START Material for the task

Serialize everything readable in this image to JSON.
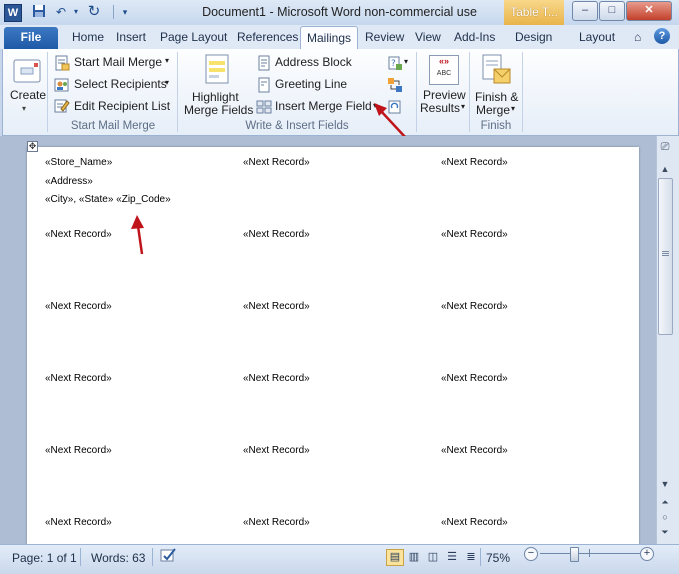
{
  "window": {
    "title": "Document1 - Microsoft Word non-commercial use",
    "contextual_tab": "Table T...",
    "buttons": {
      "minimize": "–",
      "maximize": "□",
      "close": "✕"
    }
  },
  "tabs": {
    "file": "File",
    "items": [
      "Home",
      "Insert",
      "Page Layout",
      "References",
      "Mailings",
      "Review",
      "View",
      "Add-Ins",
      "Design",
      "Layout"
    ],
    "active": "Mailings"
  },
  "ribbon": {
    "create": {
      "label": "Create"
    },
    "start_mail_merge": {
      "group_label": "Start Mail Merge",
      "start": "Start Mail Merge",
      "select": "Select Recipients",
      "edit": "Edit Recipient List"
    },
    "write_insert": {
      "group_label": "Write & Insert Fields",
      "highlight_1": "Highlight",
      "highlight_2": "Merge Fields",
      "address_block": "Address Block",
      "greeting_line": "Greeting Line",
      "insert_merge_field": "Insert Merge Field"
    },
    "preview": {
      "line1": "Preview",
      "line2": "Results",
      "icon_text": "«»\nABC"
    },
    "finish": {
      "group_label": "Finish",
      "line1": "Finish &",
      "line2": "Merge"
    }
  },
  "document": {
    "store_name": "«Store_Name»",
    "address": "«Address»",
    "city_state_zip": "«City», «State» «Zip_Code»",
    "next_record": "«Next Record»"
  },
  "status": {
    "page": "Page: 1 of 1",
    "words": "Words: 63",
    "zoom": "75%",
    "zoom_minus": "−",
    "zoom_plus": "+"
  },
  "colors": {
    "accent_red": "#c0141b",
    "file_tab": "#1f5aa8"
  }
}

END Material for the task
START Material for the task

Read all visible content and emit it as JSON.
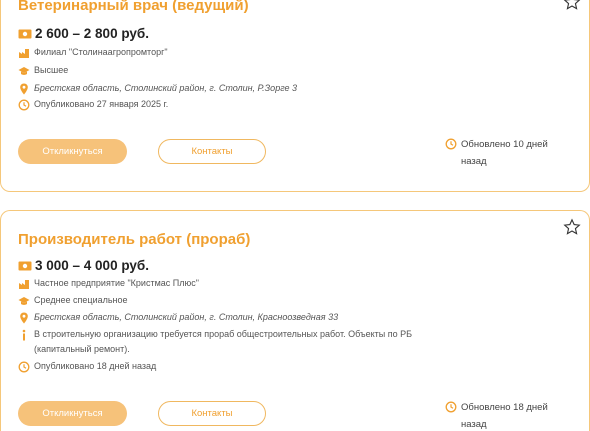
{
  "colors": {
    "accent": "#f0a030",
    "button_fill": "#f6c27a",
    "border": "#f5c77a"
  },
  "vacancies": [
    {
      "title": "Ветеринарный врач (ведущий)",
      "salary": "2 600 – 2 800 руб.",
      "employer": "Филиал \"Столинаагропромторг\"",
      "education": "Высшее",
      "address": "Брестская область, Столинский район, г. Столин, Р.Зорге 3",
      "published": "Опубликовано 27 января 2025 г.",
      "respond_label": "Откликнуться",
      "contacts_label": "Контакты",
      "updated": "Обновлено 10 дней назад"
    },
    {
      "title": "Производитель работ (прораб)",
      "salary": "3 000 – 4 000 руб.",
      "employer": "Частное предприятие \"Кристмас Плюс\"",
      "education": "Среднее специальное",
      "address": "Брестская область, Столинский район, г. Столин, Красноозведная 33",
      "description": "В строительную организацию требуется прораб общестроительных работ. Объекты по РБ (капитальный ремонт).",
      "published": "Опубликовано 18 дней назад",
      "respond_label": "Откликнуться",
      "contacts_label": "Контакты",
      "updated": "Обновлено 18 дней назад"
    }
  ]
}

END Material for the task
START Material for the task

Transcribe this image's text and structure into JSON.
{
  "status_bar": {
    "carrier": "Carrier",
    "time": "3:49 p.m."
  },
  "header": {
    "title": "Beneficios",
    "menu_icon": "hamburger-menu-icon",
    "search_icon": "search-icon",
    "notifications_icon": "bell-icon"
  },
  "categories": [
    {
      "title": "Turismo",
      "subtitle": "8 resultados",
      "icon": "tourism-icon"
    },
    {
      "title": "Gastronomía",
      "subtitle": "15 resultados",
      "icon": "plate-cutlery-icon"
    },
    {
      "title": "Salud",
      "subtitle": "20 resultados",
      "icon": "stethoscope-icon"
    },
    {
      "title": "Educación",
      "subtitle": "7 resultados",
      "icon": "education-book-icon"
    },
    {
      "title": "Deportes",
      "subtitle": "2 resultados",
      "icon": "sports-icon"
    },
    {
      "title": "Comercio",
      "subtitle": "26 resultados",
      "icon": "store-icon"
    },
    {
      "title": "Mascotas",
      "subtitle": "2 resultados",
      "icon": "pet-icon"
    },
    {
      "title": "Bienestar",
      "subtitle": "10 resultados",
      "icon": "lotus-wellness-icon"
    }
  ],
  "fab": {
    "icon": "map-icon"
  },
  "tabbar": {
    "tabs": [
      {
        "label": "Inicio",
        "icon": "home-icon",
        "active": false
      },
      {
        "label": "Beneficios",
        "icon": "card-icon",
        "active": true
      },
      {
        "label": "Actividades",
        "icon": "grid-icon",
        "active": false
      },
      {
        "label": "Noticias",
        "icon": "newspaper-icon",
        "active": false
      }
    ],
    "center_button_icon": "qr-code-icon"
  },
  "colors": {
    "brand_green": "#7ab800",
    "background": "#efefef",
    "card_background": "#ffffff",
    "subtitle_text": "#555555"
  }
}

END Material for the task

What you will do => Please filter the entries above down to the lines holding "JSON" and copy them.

Output below =>
Serialize everything readable in this image to JSON.
Read all visible content and emit it as JSON.
Transcribe this image's text and structure into JSON.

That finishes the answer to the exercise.